Dataset entries
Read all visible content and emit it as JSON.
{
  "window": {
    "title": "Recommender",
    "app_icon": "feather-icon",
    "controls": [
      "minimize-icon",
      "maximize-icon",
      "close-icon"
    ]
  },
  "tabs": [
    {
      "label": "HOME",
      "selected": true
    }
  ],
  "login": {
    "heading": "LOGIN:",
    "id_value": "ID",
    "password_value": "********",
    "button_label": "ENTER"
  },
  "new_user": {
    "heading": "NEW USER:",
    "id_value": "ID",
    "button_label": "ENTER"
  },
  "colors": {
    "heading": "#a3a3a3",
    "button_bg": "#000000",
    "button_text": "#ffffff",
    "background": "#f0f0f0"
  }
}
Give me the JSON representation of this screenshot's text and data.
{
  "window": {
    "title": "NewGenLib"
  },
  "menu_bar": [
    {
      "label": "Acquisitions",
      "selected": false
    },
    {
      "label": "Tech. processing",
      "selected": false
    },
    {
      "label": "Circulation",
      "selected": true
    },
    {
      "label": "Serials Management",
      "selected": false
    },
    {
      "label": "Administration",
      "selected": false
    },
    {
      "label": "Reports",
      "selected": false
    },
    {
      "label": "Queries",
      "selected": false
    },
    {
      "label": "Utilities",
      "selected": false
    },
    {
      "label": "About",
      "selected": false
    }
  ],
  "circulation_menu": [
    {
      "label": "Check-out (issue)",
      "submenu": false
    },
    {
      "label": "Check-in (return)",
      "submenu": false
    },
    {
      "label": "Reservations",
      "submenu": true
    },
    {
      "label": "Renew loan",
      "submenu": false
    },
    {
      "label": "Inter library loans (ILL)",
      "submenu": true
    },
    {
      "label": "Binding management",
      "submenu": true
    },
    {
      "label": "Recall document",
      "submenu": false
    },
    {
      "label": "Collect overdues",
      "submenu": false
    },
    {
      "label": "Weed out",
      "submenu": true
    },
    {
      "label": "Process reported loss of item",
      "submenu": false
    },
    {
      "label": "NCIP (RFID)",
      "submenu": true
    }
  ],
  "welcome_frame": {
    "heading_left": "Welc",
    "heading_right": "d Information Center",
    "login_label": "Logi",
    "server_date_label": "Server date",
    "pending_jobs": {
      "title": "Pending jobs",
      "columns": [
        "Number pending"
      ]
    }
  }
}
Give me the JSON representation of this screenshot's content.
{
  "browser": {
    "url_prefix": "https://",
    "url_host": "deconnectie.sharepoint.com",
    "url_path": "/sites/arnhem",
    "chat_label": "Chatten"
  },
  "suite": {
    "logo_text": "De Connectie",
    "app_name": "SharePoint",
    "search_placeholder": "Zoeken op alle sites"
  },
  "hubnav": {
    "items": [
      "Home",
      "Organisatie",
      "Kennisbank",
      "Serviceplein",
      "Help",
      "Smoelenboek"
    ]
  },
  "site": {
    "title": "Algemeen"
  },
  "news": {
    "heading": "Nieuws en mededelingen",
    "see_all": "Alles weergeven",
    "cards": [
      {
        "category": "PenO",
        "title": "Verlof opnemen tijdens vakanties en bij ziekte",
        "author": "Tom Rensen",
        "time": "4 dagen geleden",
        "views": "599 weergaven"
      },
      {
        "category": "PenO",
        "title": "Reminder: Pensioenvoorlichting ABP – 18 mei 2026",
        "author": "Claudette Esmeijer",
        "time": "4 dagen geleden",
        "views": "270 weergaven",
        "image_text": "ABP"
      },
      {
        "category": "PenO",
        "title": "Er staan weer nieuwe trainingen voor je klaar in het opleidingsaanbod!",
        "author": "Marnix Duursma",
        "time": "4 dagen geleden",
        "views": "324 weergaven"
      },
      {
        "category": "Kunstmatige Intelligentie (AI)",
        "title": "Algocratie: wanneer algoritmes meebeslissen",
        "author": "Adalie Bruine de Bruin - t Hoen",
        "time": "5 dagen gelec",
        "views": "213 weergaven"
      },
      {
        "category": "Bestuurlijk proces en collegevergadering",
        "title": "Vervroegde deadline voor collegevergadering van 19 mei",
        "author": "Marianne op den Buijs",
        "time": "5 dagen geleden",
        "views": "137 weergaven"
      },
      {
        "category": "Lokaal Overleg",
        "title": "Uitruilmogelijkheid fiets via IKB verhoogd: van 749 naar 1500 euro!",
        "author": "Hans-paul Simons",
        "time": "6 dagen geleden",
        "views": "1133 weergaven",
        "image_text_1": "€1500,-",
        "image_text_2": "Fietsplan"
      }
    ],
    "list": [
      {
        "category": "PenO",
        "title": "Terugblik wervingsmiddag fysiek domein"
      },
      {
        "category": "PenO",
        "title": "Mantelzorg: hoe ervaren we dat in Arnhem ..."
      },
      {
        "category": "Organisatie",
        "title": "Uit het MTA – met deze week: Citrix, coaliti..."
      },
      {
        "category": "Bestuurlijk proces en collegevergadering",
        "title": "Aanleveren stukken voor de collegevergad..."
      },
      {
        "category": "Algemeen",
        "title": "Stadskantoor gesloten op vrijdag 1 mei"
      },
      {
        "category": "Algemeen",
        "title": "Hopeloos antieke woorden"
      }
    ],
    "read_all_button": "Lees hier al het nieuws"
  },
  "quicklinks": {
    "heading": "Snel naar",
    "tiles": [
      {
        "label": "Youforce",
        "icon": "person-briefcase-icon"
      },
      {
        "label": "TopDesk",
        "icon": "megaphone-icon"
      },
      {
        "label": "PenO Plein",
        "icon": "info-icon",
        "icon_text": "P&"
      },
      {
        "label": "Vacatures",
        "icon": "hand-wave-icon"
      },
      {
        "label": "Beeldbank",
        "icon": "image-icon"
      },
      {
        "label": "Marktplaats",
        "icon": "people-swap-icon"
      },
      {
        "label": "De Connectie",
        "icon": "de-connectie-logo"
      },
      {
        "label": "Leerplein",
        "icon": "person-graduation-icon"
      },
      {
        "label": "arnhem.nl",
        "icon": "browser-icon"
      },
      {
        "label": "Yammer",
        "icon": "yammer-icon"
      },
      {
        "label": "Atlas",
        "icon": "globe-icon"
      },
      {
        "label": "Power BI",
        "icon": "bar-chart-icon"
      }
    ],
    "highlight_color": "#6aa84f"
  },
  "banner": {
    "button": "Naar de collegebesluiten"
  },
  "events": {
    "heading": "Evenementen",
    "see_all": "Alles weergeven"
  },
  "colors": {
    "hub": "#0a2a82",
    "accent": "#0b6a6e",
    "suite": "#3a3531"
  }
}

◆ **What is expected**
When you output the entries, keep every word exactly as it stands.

◆ **Result for this exercise**
Read all visible content and emit it as JSON.
{
  "window": {
    "title": "Recommender",
    "app_icon": "feather-icon",
    "controls": [
      "minimize-icon",
      "maximize-icon",
      "close-icon"
    ]
  },
  "tabs": [
    {
      "label": "HOME",
      "selected": true
    }
  ],
  "login": {
    "heading": "LOGIN:",
    "id_value": "ID",
    "password_value": "********",
    "button_label": "ENTER"
  },
  "new_user": {
    "heading": "NEW USER:",
    "id_value": "ID",
    "button_label": "ENTER"
  },
  "colors": {
    "heading": "#a3a3a3",
    "button_bg": "#000000",
    "button_text": "#ffffff",
    "background": "#f0f0f0"
  }
}
Give me the JSON representation of this screenshot's text and data.
{
  "window": {
    "title": "NewGenLib"
  },
  "menu_bar": [
    {
      "label": "Acquisitions",
      "selected": false
    },
    {
      "label": "Tech. processing",
      "selected": false
    },
    {
      "label": "Circulation",
      "selected": true
    },
    {
      "label": "Serials Management",
      "selected": false
    },
    {
      "label": "Administration",
      "selected": false
    },
    {
      "label": "Reports",
      "selected": false
    },
    {
      "label": "Queries",
      "selected": false
    },
    {
      "label": "Utilities",
      "selected": false
    },
    {
      "label": "About",
      "selected": false
    }
  ],
  "circulation_menu": [
    {
      "label": "Check-out (issue)",
      "submenu": false
    },
    {
      "label": "Check-in (return)",
      "submenu": false
    },
    {
      "label": "Reservations",
      "submenu": true
    },
    {
      "label": "Renew loan",
      "submenu": false
    },
    {
      "label": "Inter library loans (ILL)",
      "submenu": true
    },
    {
      "label": "Binding management",
      "submenu": true
    },
    {
      "label": "Recall document",
      "submenu": false
    },
    {
      "label": "Collect overdues",
      "submenu": false
    },
    {
      "label": "Weed out",
      "submenu": true
    },
    {
      "label": "Process reported loss of item",
      "submenu": false
    },
    {
      "label": "NCIP (RFID)",
      "submenu": true
    }
  ],
  "welcome_frame": {
    "heading_left": "Welc",
    "heading_right": "d Information Center",
    "login_label": "Logi",
    "server_date_label": "Server date",
    "pending_jobs": {
      "title": "Pending jobs",
      "columns": [
        "Number pending"
      ]
    }
  }
}
Give me the JSON representation of this screenshot's content.
{
  "browser": {
    "url_prefix": "https://",
    "url_host": "deconnectie.sharepoint.com",
    "url_path": "/sites/arnhem",
    "chat_label": "Chatten"
  },
  "suite": {
    "logo_text": "De Connectie",
    "app_name": "SharePoint",
    "search_placeholder": "Zoeken op alle sites"
  },
  "hubnav": {
    "items": [
      "Home",
      "Organisatie",
      "Kennisbank",
      "Serviceplein",
      "Help",
      "Smoelenboek"
    ]
  },
  "site": {
    "title": "Algemeen"
  },
  "news": {
    "heading": "Nieuws en mededelingen",
    "see_all": "Alles weergeven",
    "cards": [
      {
        "category": "PenO",
        "title": "Verlof opnemen tijdens vakanties en bij ziekte",
        "author": "Tom Rensen",
        "time": "4 dagen geleden",
        "views": "599 weergaven"
      },
      {
        "category": "PenO",
        "title": "Reminder: Pensioenvoorlichting ABP – 18 mei 2026",
        "author": "Claudette Esmeijer",
        "time": "4 dagen geleden",
        "views": "270 weergaven",
        "image_text": "ABP"
      },
      {
        "category": "PenO",
        "title": "Er staan weer nieuwe trainingen voor je klaar in het opleidingsaanbod!",
        "author": "Marnix Duursma",
        "time": "4 dagen geleden",
        "views": "324 weergaven"
      },
      {
        "category": "Kunstmatige Intelligentie (AI)",
        "title": "Algocratie: wanneer algoritmes meebeslissen",
        "author": "Adalie Bruine de Bruin - t Hoen",
        "time": "5 dagen gelec",
        "views": "213 weergaven"
      },
      {
        "category": "Bestuurlijk proces en collegevergadering",
        "title": "Vervroegde deadline voor collegevergadering van 19 mei",
        "author": "Marianne op den Buijs",
        "time": "5 dagen geleden",
        "views": "137 weergaven"
      },
      {
        "category": "Lokaal Overleg",
        "title": "Uitruilmogelijkheid fiets via IKB verhoogd: van 749 naar 1500 euro!",
        "author": "Hans-paul Simons",
        "time": "6 dagen geleden",
        "views": "1133 weergaven",
        "image_text_1": "€1500,-",
        "image_text_2": "Fietsplan"
      }
    ],
    "list": [
      {
        "category": "PenO",
        "title": "Terugblik wervingsmiddag fysiek domein"
      },
      {
        "category": "PenO",
        "title": "Mantelzorg: hoe ervaren we dat in Arnhem ..."
      },
      {
        "category": "Organisatie",
        "title": "Uit het MTA – met deze week: Citrix, coaliti..."
      },
      {
        "category": "Bestuurlijk proces en collegevergadering",
        "title": "Aanleveren stukken voor de collegevergad..."
      },
      {
        "category": "Algemeen",
        "title": "Stadskantoor gesloten op vrijdag 1 mei"
      },
      {
        "category": "Algemeen",
        "title": "Hopeloos antieke woorden"
      }
    ],
    "read_all_button": "Lees hier al het nieuws"
  },
  "quicklinks": {
    "heading": "Snel naar",
    "tiles": [
      {
        "label": "Youforce",
        "icon": "person-briefcase-icon"
      },
      {
        "label": "TopDesk",
        "icon": "megaphone-icon"
      },
      {
        "label": "PenO Plein",
        "icon": "info-icon",
        "icon_text": "P&"
      },
      {
        "label": "Vacatures",
        "icon": "hand-wave-icon"
      },
      {
        "label": "Beeldbank",
        "icon": "image-icon"
      },
      {
        "label": "Marktplaats",
        "icon": "people-swap-icon"
      },
      {
        "label": "De Connectie",
        "icon": "de-connectie-logo"
      },
      {
        "label": "Leerplein",
        "icon": "person-graduation-icon"
      },
      {
        "label": "arnhem.nl",
        "icon": "browser-icon"
      },
      {
        "label": "Yammer",
        "icon": "yammer-icon"
      },
      {
        "label": "Atlas",
        "icon": "globe-icon"
      },
      {
        "label": "Power BI",
        "icon": "bar-chart-icon"
      }
    ],
    "highlight_color": "#6aa84f"
  },
  "banner": {
    "button": "Naar de collegebesluiten"
  },
  "events": {
    "heading": "Evenementen",
    "see_all": "Alles weergeven"
  },
  "colors": {
    "hub": "#0a2a82",
    "accent": "#0b6a6e",
    "suite": "#3a3531"
  }
}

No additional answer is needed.